The Isaiah Scroll from Qumran Cave 1 (1QISaa) is on display at the Israel Museum:
2,100-year-old Isaiah Scroll on rare public display for two months
By Nadav Shragai, Haaretz Correspondent

Tags: Yigal Yadin, Isaiah Scroll

For the past 40 years, the 2,100-year-old Isaiah Scroll has been kept in a dark room with temperature and humidity controls, far from the public eye. A few days ago, in honor of Israel's 60th anniversary, the Israel Museum put the parchment scroll on display in the Shrine of the Book - for two months only.

And the Jewish Museum in New York is to have six unidentified Dead Sea Scrolls on display for the same reason:
Jewish Museum Celebrates Israel’s Birthday

The Jewish Museum is marking the 60th anniversary of Israel’s founding with a variety of programs featuring Israeli art and artists. Among the highlights are a panel discussion on Israeli and Jewish film on Tuesday, June 3; an exhibition of six Dead Sea Scrolls at the Museum from September 21, 2008 through January 4, 2009; and several exhibitions including the work of contemporary Israeli artists.


An upcoming exhibition will feature artifacts that shed light on ancient worship and religious debates. The Dead Sea Scrolls are among the world’s most famous archaeological discoveries, and three of the six scrolls to be displayed––from September 21, 2008 through January 4, 2009––have never before been shown in New York. Part of one of the earliest copies of the Hebrew Bible, the Book of Jeremiah (c. 200), is included. Exhibition visitors will be able to explore what the scrolls tell us about ancient Judaism and early Christianity.


Monday, May 12, 2008

TEMPLE MOUNT WATCH: Resumption of the work on the Mughrabi (Mugrabi) Gate bridge has reportedly been approved (again?).

Background here.
THE NEWARK STONES are in the news:
'Holy Stones' prompt investigation

By L.B. WHYDE • Newark Advocate • May 12, 2008

NEWARK - Trying to preserve the Union during a tumultuous time in history, several prominent local men conspired and manufactured artifacts to support an emerging anti-slavery theory.

Known as Newark's Holy Stones, the artifacts later were proven to be fake. But two local men have done extensive research to discover the reasons behind the conspiracy.
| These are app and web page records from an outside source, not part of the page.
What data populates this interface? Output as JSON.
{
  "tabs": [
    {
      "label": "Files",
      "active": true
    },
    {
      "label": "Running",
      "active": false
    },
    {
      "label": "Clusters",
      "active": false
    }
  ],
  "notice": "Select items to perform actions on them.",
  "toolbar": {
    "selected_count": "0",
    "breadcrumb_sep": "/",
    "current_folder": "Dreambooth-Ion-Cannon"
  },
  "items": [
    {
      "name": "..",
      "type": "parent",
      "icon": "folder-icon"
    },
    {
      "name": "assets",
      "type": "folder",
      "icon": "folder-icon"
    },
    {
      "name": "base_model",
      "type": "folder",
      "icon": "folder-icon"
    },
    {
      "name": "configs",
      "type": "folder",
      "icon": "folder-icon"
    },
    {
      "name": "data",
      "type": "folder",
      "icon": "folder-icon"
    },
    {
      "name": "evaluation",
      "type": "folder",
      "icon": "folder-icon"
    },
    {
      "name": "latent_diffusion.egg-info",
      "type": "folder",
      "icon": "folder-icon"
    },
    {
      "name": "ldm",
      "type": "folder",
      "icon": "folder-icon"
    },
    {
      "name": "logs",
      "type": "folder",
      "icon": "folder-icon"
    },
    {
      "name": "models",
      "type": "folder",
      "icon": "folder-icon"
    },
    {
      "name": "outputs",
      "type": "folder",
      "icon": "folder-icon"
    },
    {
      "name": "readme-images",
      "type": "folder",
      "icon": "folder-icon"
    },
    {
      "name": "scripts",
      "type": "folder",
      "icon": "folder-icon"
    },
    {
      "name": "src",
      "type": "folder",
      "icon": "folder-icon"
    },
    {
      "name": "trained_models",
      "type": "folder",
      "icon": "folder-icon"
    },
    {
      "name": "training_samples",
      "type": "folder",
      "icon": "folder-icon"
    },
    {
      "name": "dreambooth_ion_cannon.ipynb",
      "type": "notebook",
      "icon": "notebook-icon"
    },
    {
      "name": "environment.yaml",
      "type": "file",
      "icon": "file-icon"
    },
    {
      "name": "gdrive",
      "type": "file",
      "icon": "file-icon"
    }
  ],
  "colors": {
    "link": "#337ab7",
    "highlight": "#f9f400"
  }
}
Brad Lepper, an Ohio Historical Society archaeologist, first learned of the pair of hand-carved stones found in the Newark area in 1860 while he was a graduate student working at the Johnson-Humrickhouse Museum in Coshocton, where the original stones are housed.

When he became the curator at the Newark Earthworks in 1988, Lepper had to learn about the fake artifacts because of the number of questions about them. But when Jeff Gill, a history enthusiast and supply preacher, moved into the area in 1989, the duo continued the research to discover the men and reasons behind the conspiracy.

"Looking into the background of what was going on at that time period, it shows us how Licking County played a role in the movement for freedom of rights," Gill said. "They (the conspirators) did it for the right reasons, but I deplore their methods."


The first stone unearthed had several flaws, including being found too close to the surface and the fact the writing was modern Hebrew for that time. Five months later, another stone, called the Decalogue Stone, was discovered much deeper, in the area of Jacksontown.

Again Wyrick found the stone, which seemed to answer all the flaws of the first stone. The stones were claimed to be conclusive proof that all men descended from Adam and Eve. After both stones later were found to be fake, and his premature death, the blame was put on Wyrick by former Newark Mayor Israel Dille.

A few years ago Rochelle Altman published an essay at the Bible and Interpretation website in which she argued that the stones were genuine Jewish artifacts from the late Middle Ages.